**EXERCISE DATA**:
□ □ □ □ □

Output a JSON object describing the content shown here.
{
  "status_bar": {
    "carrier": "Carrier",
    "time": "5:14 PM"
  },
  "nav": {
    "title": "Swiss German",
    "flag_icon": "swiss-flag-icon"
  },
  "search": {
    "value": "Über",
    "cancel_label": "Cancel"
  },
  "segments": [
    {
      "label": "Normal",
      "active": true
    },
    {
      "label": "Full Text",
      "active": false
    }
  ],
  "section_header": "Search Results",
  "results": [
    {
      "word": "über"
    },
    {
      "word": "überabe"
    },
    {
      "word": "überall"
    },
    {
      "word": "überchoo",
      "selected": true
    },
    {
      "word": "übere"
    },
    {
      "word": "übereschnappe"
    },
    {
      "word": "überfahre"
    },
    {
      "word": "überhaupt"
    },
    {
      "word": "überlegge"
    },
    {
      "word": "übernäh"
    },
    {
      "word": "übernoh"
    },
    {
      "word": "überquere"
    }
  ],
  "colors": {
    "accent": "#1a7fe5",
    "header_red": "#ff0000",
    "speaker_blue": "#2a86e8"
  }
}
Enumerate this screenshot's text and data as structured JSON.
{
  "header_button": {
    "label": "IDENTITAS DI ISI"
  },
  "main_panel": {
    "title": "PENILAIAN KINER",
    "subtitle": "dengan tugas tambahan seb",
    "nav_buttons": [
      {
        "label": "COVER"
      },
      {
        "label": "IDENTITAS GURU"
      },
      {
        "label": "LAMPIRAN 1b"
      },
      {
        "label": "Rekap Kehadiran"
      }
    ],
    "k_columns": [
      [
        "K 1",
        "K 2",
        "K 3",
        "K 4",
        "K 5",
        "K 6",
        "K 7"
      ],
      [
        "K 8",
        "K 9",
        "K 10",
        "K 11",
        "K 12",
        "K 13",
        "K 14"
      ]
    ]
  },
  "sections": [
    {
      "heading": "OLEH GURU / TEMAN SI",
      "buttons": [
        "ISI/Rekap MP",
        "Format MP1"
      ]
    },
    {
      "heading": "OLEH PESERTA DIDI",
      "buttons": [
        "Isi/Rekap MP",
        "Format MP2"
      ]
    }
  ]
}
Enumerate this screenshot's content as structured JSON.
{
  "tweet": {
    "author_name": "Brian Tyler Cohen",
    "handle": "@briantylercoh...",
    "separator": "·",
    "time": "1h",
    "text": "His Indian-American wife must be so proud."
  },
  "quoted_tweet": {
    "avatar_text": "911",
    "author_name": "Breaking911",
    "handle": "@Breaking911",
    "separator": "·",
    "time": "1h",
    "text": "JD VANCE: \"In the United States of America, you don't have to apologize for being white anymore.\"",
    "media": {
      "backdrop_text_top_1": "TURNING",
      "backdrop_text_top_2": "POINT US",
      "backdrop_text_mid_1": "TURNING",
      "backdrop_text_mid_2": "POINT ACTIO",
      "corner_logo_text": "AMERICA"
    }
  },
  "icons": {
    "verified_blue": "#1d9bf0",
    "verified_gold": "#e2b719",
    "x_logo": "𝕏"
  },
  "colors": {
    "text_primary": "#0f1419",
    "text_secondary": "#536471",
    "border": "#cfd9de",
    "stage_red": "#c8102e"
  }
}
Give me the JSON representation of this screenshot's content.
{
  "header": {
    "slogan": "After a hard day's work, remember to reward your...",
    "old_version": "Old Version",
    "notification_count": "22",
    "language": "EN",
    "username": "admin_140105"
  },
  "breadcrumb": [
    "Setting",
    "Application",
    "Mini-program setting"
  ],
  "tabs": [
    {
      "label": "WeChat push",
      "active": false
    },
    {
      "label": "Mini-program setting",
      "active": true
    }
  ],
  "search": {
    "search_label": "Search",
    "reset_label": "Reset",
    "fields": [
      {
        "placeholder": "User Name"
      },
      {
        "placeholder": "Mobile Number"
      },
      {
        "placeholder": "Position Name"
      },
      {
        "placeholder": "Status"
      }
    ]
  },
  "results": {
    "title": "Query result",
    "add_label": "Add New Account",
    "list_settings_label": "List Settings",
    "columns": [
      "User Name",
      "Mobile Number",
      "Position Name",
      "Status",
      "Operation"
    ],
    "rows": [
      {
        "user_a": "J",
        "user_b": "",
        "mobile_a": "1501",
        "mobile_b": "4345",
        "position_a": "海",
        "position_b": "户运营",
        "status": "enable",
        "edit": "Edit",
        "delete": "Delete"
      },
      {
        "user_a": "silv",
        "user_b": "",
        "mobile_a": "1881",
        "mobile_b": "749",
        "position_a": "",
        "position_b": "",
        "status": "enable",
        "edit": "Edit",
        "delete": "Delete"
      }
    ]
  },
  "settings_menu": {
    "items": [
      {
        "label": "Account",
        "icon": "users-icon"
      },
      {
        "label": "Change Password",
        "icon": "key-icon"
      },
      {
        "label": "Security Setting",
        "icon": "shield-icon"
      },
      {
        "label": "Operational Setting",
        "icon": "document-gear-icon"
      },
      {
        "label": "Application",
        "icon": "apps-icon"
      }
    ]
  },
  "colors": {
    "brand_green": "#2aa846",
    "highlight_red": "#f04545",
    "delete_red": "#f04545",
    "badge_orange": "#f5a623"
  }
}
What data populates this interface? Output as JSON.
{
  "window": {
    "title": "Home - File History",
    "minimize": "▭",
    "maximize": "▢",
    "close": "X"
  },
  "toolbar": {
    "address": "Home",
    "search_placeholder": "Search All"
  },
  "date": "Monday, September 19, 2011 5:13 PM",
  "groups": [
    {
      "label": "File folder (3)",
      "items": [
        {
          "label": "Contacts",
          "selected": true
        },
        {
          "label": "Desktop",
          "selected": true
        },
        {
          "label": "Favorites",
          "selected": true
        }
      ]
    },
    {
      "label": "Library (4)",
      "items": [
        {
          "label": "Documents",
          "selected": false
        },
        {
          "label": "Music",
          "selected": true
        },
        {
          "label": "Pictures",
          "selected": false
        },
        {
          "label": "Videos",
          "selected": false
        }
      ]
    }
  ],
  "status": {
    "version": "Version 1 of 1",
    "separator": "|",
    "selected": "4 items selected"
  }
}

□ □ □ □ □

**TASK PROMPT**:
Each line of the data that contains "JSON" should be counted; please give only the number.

**PROBLEM SOLUTION**:
5